___ Supplied material ___
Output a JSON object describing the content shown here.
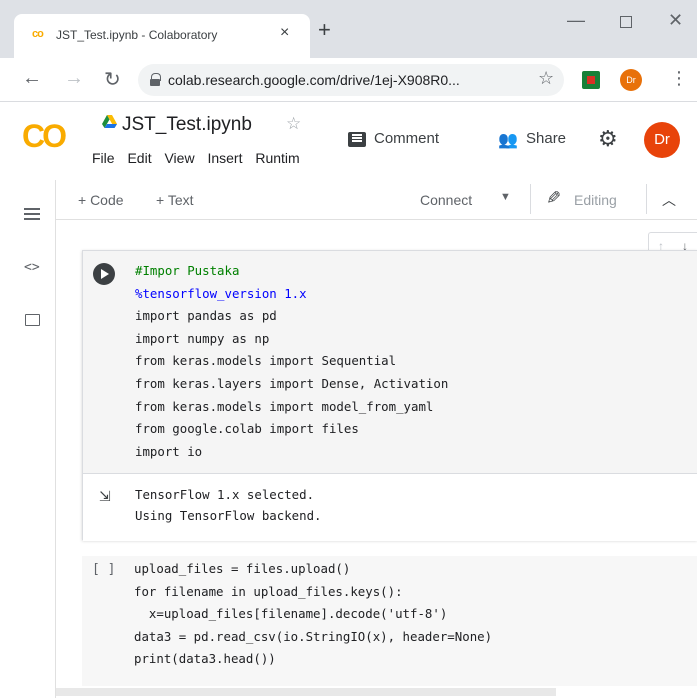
{
  "browser": {
    "tab_title": "JST_Test.ipynb - Colaboratory",
    "tab_favicon": "co",
    "close_glyph": "×",
    "new_tab_glyph": "+",
    "url": "colab.research.google.com/drive/1ej-X908R0...",
    "profile_initials": "Dr"
  },
  "colab": {
    "logo_text": "CO",
    "doc_title": "JST_Test.ipynb",
    "menu": [
      "File",
      "Edit",
      "View",
      "Insert",
      "Runtim"
    ],
    "comment_label": "Comment",
    "share_label": "Share",
    "avatar_initials": "Dr",
    "accent_color": "#f9ab00"
  },
  "nb_toolbar": {
    "add_code": "+ Code",
    "add_text": "+ Text",
    "connect": "Connect",
    "editing": "Editing"
  },
  "cells": [
    {
      "execution": "",
      "lines": [
        "#Impor Pustaka",
        "%tensorflow_version 1.x",
        "import pandas as pd",
        "import numpy as np",
        "from keras.models import Sequential",
        "from keras.layers import Dense, Activation",
        "from keras.models import model_from_yaml",
        "from google.colab import files",
        "import io"
      ],
      "output": [
        "TensorFlow 1.x selected.",
        "Using TensorFlow backend."
      ]
    },
    {
      "execution": "[ ]",
      "lines": [
        "upload_files = files.upload()",
        "for filename in upload_files.keys():",
        "  x=upload_files[filename].decode('utf-8')",
        "data3 = pd.read_csv(io.StringIO(x), header=None)",
        "print(data3.head())"
      ]
    }
  ]
}
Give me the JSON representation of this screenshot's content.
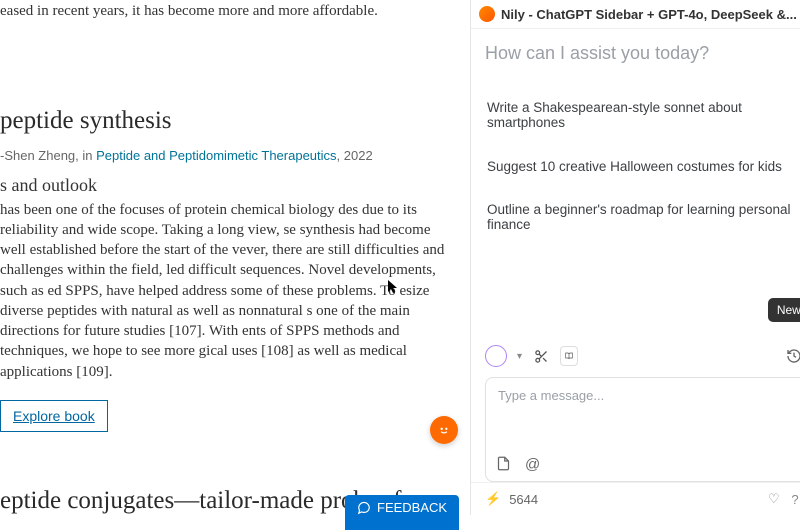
{
  "article": {
    "intro_fragment": "eased in recent years, it has become more and more affordable.",
    "section_title": " peptide synthesis",
    "citation_prefix": "-Shen Zheng, in ",
    "citation_link": "Peptide and Peptidomimetic Therapeutics",
    "citation_year": ", 2022",
    "subheading": "s and outlook",
    "body": " has been one of the focuses of protein chemical biology des due to its reliability and wide scope. Taking a long view, se synthesis had become well established before the start of the vever, there are still difficulties and challenges within the field, led difficult sequences. Novel developments, such as ed SPPS, have helped address some of these problems. To esize diverse peptides with natural as well as nonnatural s one of the main directions for future studies [107]. With ents of SPPS methods and techniques, we hope to see more gical uses [108] as well as medical applications [109].",
    "explore_label": "Explore book",
    "next_section": "eptide conjugates—tailor-made probes fo",
    "feedback_label": "FEEDBACK"
  },
  "sidebar": {
    "title": "Nily - ChatGPT Sidebar + GPT-4o, DeepSeek &...",
    "assist_prompt": "How can I assist you today?",
    "suggestions": [
      "Write a Shakespearean-style sonnet about smartphones",
      "Suggest 10 creative Halloween costumes for kids",
      "Outline a beginner's roadmap for learning personal finance"
    ],
    "input_placeholder": "Type a message...",
    "credits": "5644",
    "tooltip_newchat": "New chat"
  }
}
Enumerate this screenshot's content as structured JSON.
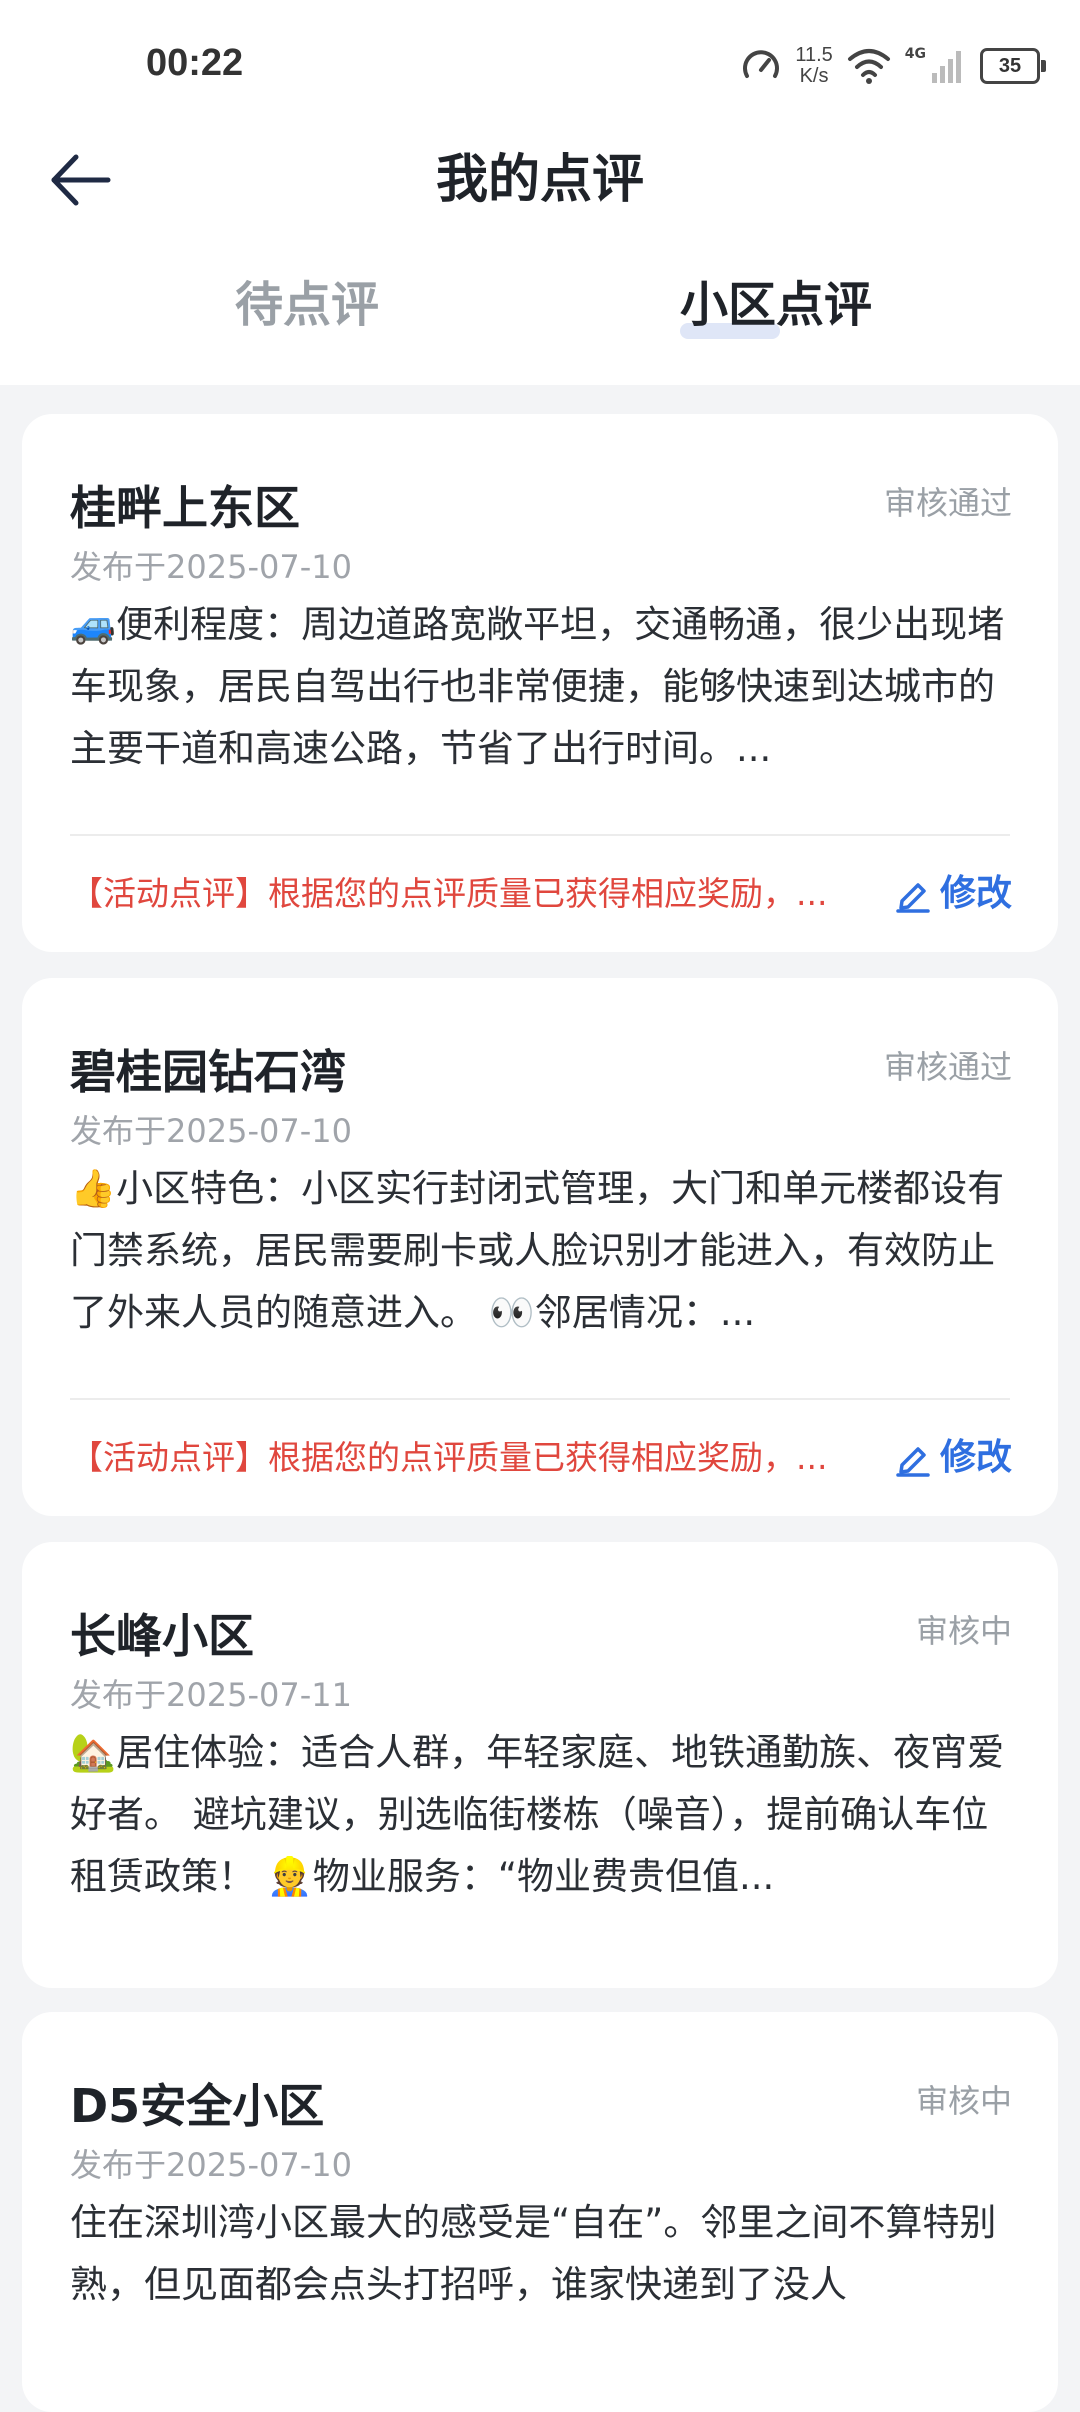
{
  "status_bar": {
    "time": "00:22",
    "net_speed_value": "11.5",
    "net_speed_unit": "K/s",
    "network": "4G",
    "battery": "35"
  },
  "header": {
    "title": "我的点评",
    "back_icon": "arrow-left-icon"
  },
  "tabs": [
    {
      "label": "待点评",
      "active": false
    },
    {
      "label": "小区点评",
      "active": true
    }
  ],
  "reviews": [
    {
      "name": "桂畔上东区",
      "status": "审核通过",
      "date": "发布于2025-07-10",
      "content": "🚙便利程度：周边道路宽敞平坦，交通畅通，很少出现堵车现象，居民自驾出行也非常便捷，能够快速到达城市的主要干道和高速公路，节省了出行时间。...",
      "activity": "【活动点评】根据您的点评质量已获得相应奖励，...",
      "edit_label": "修改"
    },
    {
      "name": "碧桂园钻石湾",
      "status": "审核通过",
      "date": "发布于2025-07-10",
      "content": "👍小区特色：小区实行封闭式管理，大门和单元楼都设有门禁系统，居民需要刷卡或人脸识别才能进入，有效防止了外来人员的随意进入。 👀邻居情况：...",
      "activity": "【活动点评】根据您的点评质量已获得相应奖励，...",
      "edit_label": "修改"
    },
    {
      "name": "长峰小区",
      "status": "审核中",
      "date": "发布于2025-07-11",
      "content": "🏡居住体验：适合人群，年轻家庭、地铁通勤族、夜宵爱好者。 避坑建议，别选临街楼栋（噪音），提前确认车位租赁政策！ 👷物业服务：“物业费贵但值...",
      "activity": "",
      "edit_label": ""
    },
    {
      "name": "D5安全小区",
      "status": "审核中",
      "date": "发布于2025-07-10",
      "content": "住在深圳湾小区最大的感受是“自在”。邻里之间不算特别熟，但见面都会点头打招呼，谁家快递到了没人",
      "activity": "",
      "edit_label": ""
    }
  ],
  "colors": {
    "accent": "#2f6fe0",
    "activity_red": "#e0473e",
    "page_bg": "#f3f4f6"
  }
}
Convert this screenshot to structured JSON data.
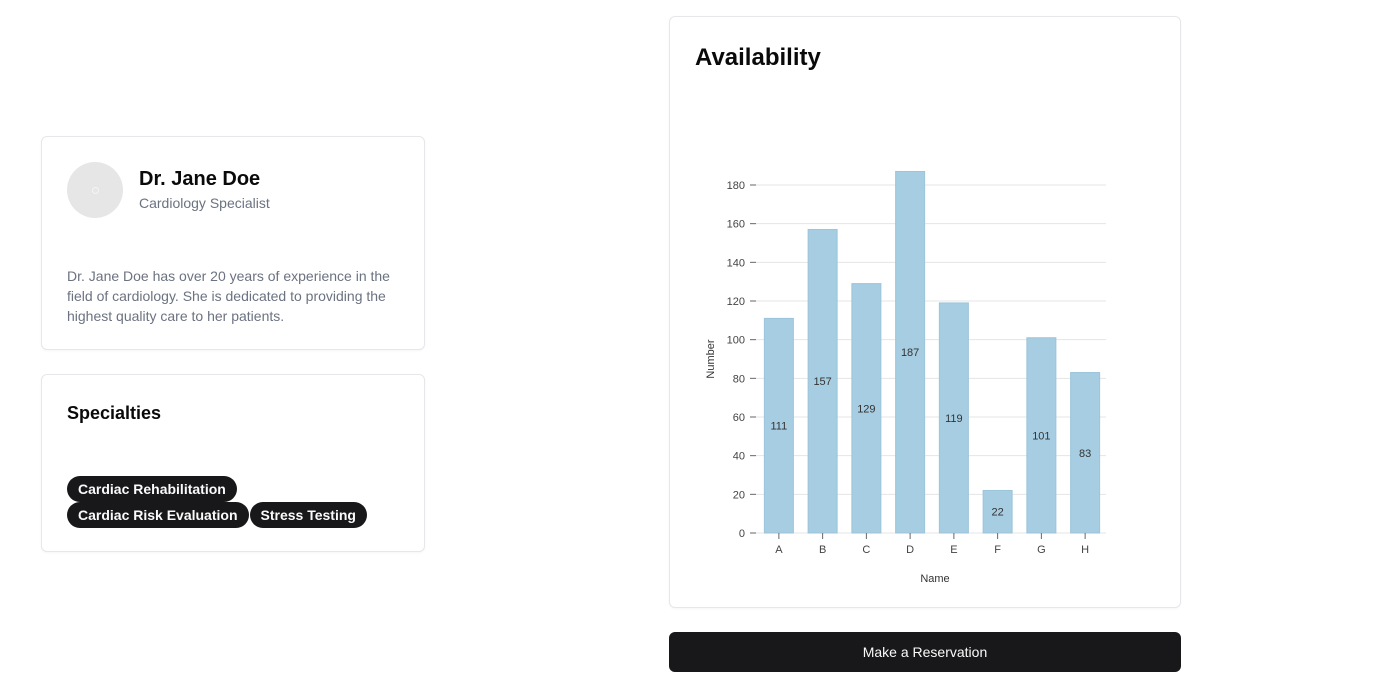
{
  "profile": {
    "name": "Dr. Jane Doe",
    "title": "Cardiology Specialist",
    "bio": "Dr. Jane Doe has over 20 years of experience in the field of cardiology. She is dedicated to providing the highest quality care to her patients."
  },
  "specialties": {
    "heading": "Specialties",
    "tags": [
      "Cardiac Rehabilitation",
      "Cardiac Risk Evaluation",
      "Stress Testing"
    ]
  },
  "availability": {
    "heading": "Availability"
  },
  "reserve_button": "Make a Reservation",
  "chart_data": {
    "type": "bar",
    "categories": [
      "A",
      "B",
      "C",
      "D",
      "E",
      "F",
      "G",
      "H"
    ],
    "values": [
      111,
      157,
      129,
      187,
      119,
      22,
      101,
      83
    ],
    "xlabel": "Name",
    "ylabel": "Number",
    "ylim": [
      0,
      180
    ],
    "yticks": [
      0,
      20,
      40,
      60,
      80,
      100,
      120,
      140,
      160,
      180
    ],
    "grid": true,
    "bar_color": "#a6cde1",
    "bar_stroke": "#9cc4da"
  }
}
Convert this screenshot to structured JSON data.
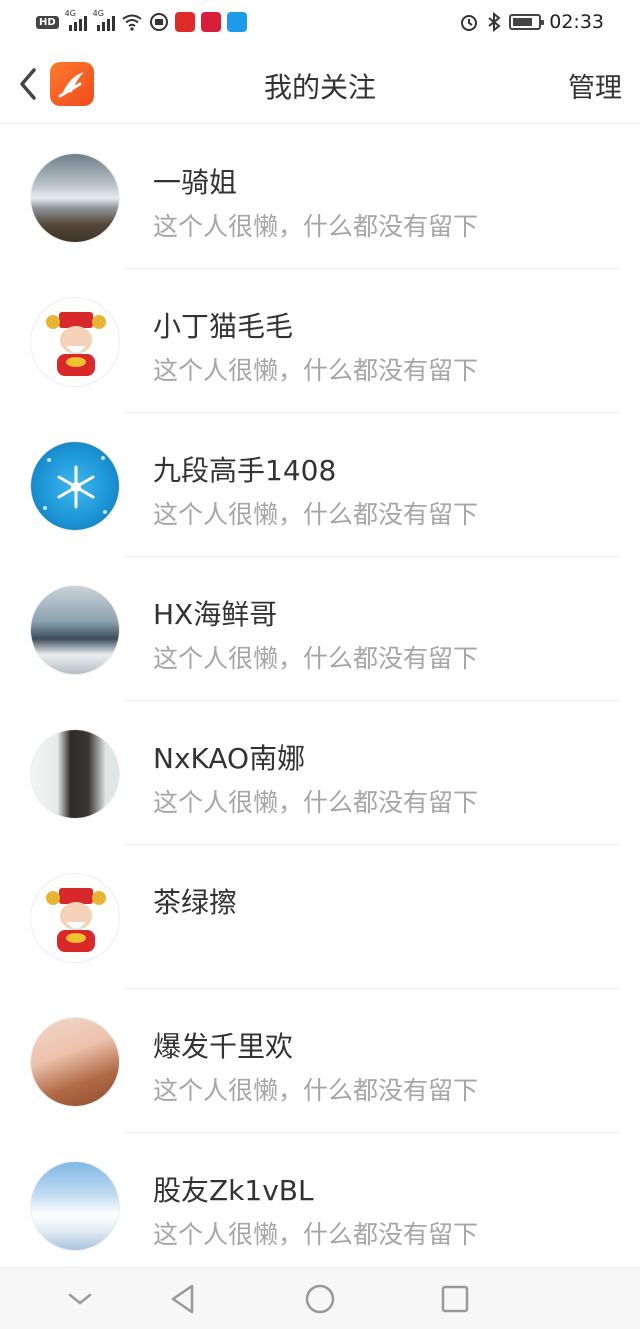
{
  "status_bar": {
    "left_icons": [
      "hd-icon",
      "signal-4g-icon",
      "signal-4g-icon",
      "wifi-icon",
      "vpn-icon",
      "app-icon-red",
      "app-icon-red",
      "app-icon-blue"
    ],
    "right_icons": [
      "alarm-icon",
      "bluetooth-icon",
      "battery-icon"
    ],
    "time": "02:33",
    "hd_label": "HD",
    "net_label": "4G"
  },
  "nav": {
    "title": "我的关注",
    "manage_label": "管理"
  },
  "follows": [
    {
      "name": "一骑姐",
      "signature": "这个人很懒，什么都没有留下",
      "avatar": "landscape-sky"
    },
    {
      "name": "小丁猫毛毛",
      "signature": "这个人很懒，什么都没有留下",
      "avatar": "god-of-wealth"
    },
    {
      "name": "九段高手1408",
      "signature": "这个人很懒，什么都没有留下",
      "avatar": "snowflake"
    },
    {
      "name": "HX海鲜哥",
      "signature": "这个人很懒，什么都没有留下",
      "avatar": "people-outdoor"
    },
    {
      "name": "NxKAO南娜",
      "signature": "这个人很懒，什么都没有留下",
      "avatar": "girl-portrait"
    },
    {
      "name": "茶绿擦",
      "signature": "",
      "avatar": "god-of-wealth"
    },
    {
      "name": "爆发千里欢",
      "signature": "这个人很懒，什么都没有留下",
      "avatar": "girl-with-dog"
    },
    {
      "name": "股友Zk1vBL",
      "signature": "这个人很懒，什么都没有留下",
      "avatar": "winter-scene"
    }
  ],
  "system_nav": [
    "collapse-icon",
    "back-triangle-icon",
    "home-circle-icon",
    "recents-square-icon"
  ],
  "colors": {
    "accent_logo": "#f04a1c",
    "text_primary": "#333333",
    "text_secondary": "#a6a6a6",
    "divider": "#ededed"
  }
}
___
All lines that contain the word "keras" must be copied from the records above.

* Answer to this exercise *
        "from keras.models import Sequential",
        "from keras.layers import Dense, Activation",
        "from keras.models import model_from_yaml",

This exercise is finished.